Source data:
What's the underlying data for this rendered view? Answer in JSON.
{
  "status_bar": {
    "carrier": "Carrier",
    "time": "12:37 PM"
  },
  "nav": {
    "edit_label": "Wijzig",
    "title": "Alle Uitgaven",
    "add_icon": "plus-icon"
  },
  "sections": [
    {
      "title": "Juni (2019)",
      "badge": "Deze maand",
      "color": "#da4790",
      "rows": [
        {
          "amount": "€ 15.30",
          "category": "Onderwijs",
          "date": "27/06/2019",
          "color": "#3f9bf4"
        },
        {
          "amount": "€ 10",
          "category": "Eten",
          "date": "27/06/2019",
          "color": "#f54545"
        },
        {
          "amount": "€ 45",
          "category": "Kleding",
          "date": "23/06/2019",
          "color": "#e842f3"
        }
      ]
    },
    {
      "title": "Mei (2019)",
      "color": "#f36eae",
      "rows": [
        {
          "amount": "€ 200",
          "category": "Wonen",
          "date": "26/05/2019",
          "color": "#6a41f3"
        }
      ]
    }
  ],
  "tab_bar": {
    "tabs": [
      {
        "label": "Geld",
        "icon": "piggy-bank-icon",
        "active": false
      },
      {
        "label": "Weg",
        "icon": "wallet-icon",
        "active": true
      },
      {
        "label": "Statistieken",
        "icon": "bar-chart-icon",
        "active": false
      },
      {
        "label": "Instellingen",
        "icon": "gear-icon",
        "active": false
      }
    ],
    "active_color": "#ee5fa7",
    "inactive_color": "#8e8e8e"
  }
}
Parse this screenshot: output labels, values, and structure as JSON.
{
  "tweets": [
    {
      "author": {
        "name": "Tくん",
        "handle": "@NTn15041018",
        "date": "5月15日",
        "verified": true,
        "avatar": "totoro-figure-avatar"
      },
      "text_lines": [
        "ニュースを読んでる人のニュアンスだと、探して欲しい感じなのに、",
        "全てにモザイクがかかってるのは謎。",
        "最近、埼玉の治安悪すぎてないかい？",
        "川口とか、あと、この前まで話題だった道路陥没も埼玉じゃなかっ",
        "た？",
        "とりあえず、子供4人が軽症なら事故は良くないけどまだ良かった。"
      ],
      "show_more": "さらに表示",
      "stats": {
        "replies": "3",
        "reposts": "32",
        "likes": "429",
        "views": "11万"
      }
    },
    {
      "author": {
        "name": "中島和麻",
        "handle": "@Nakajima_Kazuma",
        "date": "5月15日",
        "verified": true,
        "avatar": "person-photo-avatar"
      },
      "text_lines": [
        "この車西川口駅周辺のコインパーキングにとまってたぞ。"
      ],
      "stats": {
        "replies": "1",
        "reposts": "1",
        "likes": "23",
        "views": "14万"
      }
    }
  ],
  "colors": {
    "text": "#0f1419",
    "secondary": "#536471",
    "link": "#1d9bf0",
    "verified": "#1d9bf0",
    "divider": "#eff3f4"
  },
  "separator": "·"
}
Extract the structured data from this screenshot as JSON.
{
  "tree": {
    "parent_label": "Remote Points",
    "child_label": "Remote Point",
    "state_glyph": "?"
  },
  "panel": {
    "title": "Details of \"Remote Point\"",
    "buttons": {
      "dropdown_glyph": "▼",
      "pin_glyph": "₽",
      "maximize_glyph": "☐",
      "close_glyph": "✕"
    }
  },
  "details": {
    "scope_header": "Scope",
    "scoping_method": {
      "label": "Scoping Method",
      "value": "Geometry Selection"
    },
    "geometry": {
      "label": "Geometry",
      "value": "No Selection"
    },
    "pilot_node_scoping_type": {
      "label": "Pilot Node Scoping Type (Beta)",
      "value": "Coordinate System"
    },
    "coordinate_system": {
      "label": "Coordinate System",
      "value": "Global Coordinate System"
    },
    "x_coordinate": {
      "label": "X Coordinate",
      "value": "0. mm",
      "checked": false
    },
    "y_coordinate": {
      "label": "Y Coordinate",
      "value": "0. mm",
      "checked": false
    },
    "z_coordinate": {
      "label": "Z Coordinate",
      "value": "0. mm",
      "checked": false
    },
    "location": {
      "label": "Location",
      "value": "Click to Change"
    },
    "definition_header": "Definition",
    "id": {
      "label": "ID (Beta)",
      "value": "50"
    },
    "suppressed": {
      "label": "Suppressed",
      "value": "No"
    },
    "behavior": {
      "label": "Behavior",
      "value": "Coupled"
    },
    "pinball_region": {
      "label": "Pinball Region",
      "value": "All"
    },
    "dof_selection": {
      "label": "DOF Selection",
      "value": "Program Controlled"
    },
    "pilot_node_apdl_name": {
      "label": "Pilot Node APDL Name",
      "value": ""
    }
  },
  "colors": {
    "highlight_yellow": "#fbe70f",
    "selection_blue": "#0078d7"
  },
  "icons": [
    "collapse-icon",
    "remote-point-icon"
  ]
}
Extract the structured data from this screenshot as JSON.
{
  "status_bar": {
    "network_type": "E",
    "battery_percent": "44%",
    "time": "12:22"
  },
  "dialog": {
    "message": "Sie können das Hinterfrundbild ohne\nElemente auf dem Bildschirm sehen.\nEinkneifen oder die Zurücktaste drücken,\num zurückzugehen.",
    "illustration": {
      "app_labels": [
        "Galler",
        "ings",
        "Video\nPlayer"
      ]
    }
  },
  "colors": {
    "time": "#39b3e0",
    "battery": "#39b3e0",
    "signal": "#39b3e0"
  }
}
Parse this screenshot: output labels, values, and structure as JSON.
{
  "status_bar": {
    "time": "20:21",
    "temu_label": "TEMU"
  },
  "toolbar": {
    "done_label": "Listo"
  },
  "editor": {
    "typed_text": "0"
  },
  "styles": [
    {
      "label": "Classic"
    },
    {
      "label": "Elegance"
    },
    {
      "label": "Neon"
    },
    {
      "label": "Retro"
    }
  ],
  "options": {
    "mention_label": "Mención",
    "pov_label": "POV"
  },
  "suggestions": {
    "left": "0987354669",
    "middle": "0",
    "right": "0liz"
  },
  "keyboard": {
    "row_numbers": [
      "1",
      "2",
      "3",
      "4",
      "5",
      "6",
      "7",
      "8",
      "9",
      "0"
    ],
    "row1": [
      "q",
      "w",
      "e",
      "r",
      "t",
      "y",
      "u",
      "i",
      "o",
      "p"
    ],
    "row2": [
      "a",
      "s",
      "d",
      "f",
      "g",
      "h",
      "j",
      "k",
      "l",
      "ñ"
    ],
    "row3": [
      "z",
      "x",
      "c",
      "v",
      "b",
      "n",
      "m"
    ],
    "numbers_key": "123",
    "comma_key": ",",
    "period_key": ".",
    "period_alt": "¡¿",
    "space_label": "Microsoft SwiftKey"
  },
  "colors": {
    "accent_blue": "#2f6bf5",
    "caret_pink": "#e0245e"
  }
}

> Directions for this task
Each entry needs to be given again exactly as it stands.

> Your solution
What's the underlying data for this rendered view? Answer in JSON.
{
  "status_bar": {
    "carrier": "Carrier",
    "time": "12:37 PM"
  },
  "nav": {
    "edit_label": "Wijzig",
    "title": "Alle Uitgaven",
    "add_icon": "plus-icon"
  },
  "sections": [
    {
      "title": "Juni (2019)",
      "badge": "Deze maand",
      "color": "#da4790",
      "rows": [
        {
          "amount": "€ 15.30",
          "category": "Onderwijs",
          "date": "27/06/2019",
          "color": "#3f9bf4"
        },
        {
          "amount": "€ 10",
          "category": "Eten",
          "date": "27/06/2019",
          "color": "#f54545"
        },
        {
          "amount": "€ 45",
          "category": "Kleding",
          "date": "23/06/2019",
          "color": "#e842f3"
        }
      ]
    },
    {
      "title": "Mei (2019)",
      "color": "#f36eae",
      "rows": [
        {
          "amount": "€ 200",
          "category": "Wonen",
          "date": "26/05/2019",
          "color": "#6a41f3"
        }
      ]
    }
  ],
  "tab_bar": {
    "tabs": [
      {
        "label": "Geld",
        "icon": "piggy-bank-icon",
        "active": false
      },
      {
        "label": "Weg",
        "icon": "wallet-icon",
        "active": true
      },
      {
        "label": "Statistieken",
        "icon": "bar-chart-icon",
        "active": false
      },
      {
        "label": "Instellingen",
        "icon": "gear-icon",
        "active": false
      }
    ],
    "active_color": "#ee5fa7",
    "inactive_color": "#8e8e8e"
  }
}
Parse this screenshot: output labels, values, and structure as JSON.
{
  "tweets": [
    {
      "author": {
        "name": "Tくん",
        "handle": "@NTn15041018",
        "date": "5月15日",
        "verified": true,
        "avatar": "totoro-figure-avatar"
      },
      "text_lines": [
        "ニュースを読んでる人のニュアンスだと、探して欲しい感じなのに、",
        "全てにモザイクがかかってるのは謎。",
        "最近、埼玉の治安悪すぎてないかい？",
        "川口とか、あと、この前まで話題だった道路陥没も埼玉じゃなかっ",
        "た？",
        "とりあえず、子供4人が軽症なら事故は良くないけどまだ良かった。"
      ],
      "show_more": "さらに表示",
      "stats": {
        "replies": "3",
        "reposts": "32",
        "likes": "429",
        "views": "11万"
      }
    },
    {
      "author": {
        "name": "中島和麻",
        "handle": "@Nakajima_Kazuma",
        "date": "5月15日",
        "verified": true,
        "avatar": "person-photo-avatar"
      },
      "text_lines": [
        "この車西川口駅周辺のコインパーキングにとまってたぞ。"
      ],
      "stats": {
        "replies": "1",
        "reposts": "1",
        "likes": "23",
        "views": "14万"
      }
    }
  ],
  "colors": {
    "text": "#0f1419",
    "secondary": "#536471",
    "link": "#1d9bf0",
    "verified": "#1d9bf0",
    "divider": "#eff3f4"
  },
  "separator": "·"
}
Extract the structured data from this screenshot as JSON.
{
  "tree": {
    "parent_label": "Remote Points",
    "child_label": "Remote Point",
    "state_glyph": "?"
  },
  "panel": {
    "title": "Details of \"Remote Point\"",
    "buttons": {
      "dropdown_glyph": "▼",
      "pin_glyph": "₽",
      "maximize_glyph": "☐",
      "close_glyph": "✕"
    }
  },
  "details": {
    "scope_header": "Scope",
    "scoping_method": {
      "label": "Scoping Method",
      "value": "Geometry Selection"
    },
    "geometry": {
      "label": "Geometry",
      "value": "No Selection"
    },
    "pilot_node_scoping_type": {
      "label": "Pilot Node Scoping Type (Beta)",
      "value": "Coordinate System"
    },
    "coordinate_system": {
      "label": "Coordinate System",
      "value": "Global Coordinate System"
    },
    "x_coordinate": {
      "label": "X Coordinate",
      "value": "0. mm",
      "checked": false
    },
    "y_coordinate": {
      "label": "Y Coordinate",
      "value": "0. mm",
      "checked": false
    },
    "z_coordinate": {
      "label": "Z Coordinate",
      "value": "0. mm",
      "checked": false
    },
    "location": {
      "label": "Location",
      "value": "Click to Change"
    },
    "definition_header": "Definition",
    "id": {
      "label": "ID (Beta)",
      "value": "50"
    },
    "suppressed": {
      "label": "Suppressed",
      "value": "No"
    },
    "behavior": {
      "label": "Behavior",
      "value": "Coupled"
    },
    "pinball_region": {
      "label": "Pinball Region",
      "value": "All"
    },
    "dof_selection": {
      "label": "DOF Selection",
      "value": "Program Controlled"
    },
    "pilot_node_apdl_name": {
      "label": "Pilot Node APDL Name",
      "value": ""
    }
  },
  "colors": {
    "highlight_yellow": "#fbe70f",
    "selection_blue": "#0078d7"
  },
  "icons": [
    "collapse-icon",
    "remote-point-icon"
  ]
}
Extract the structured data from this screenshot as JSON.
{
  "status_bar": {
    "network_type": "E",
    "battery_percent": "44%",
    "time": "12:22"
  },
  "dialog": {
    "message": "Sie können das Hinterfrundbild ohne\nElemente auf dem Bildschirm sehen.\nEinkneifen oder die Zurücktaste drücken,\num zurückzugehen.",
    "illustration": {
      "app_labels": [
        "Galler",
        "ings",
        "Video\nPlayer"
      ]
    }
  },
  "colors": {
    "time": "#39b3e0",
    "battery": "#39b3e0",
    "signal": "#39b3e0"
  }
}
Parse this screenshot: output labels, values, and structure as JSON.
{
  "status_bar": {
    "time": "20:21",
    "temu_label": "TEMU"
  },
  "toolbar": {
    "done_label": "Listo"
  },
  "editor": {
    "typed_text": "0"
  },
  "styles": [
    {
      "label": "Classic"
    },
    {
      "label": "Elegance"
    },
    {
      "label": "Neon"
    },
    {
      "label": "Retro"
    }
  ],
  "options": {
    "mention_label": "Mención",
    "pov_label": "POV"
  },
  "suggestions": {
    "left": "0987354669",
    "middle": "0",
    "right": "0liz"
  },
  "keyboard": {
    "row_numbers": [
      "1",
      "2",
      "3",
      "4",
      "5",
      "6",
      "7",
      "8",
      "9",
      "0"
    ],
    "row1": [
      "q",
      "w",
      "e",
      "r",
      "t",
      "y",
      "u",
      "i",
      "o",
      "p"
    ],
    "row2": [
      "a",
      "s",
      "d",
      "f",
      "g",
      "h",
      "j",
      "k",
      "l",
      "ñ"
    ],
    "row3": [
      "z",
      "x",
      "c",
      "v",
      "b",
      "n",
      "m"
    ],
    "numbers_key": "123",
    "comma_key": ",",
    "period_key": ".",
    "period_alt": "¡¿",
    "space_label": "Microsoft SwiftKey"
  },
  "colors": {
    "accent_blue": "#2f6bf5",
    "caret_pink": "#e0245e"
  }
}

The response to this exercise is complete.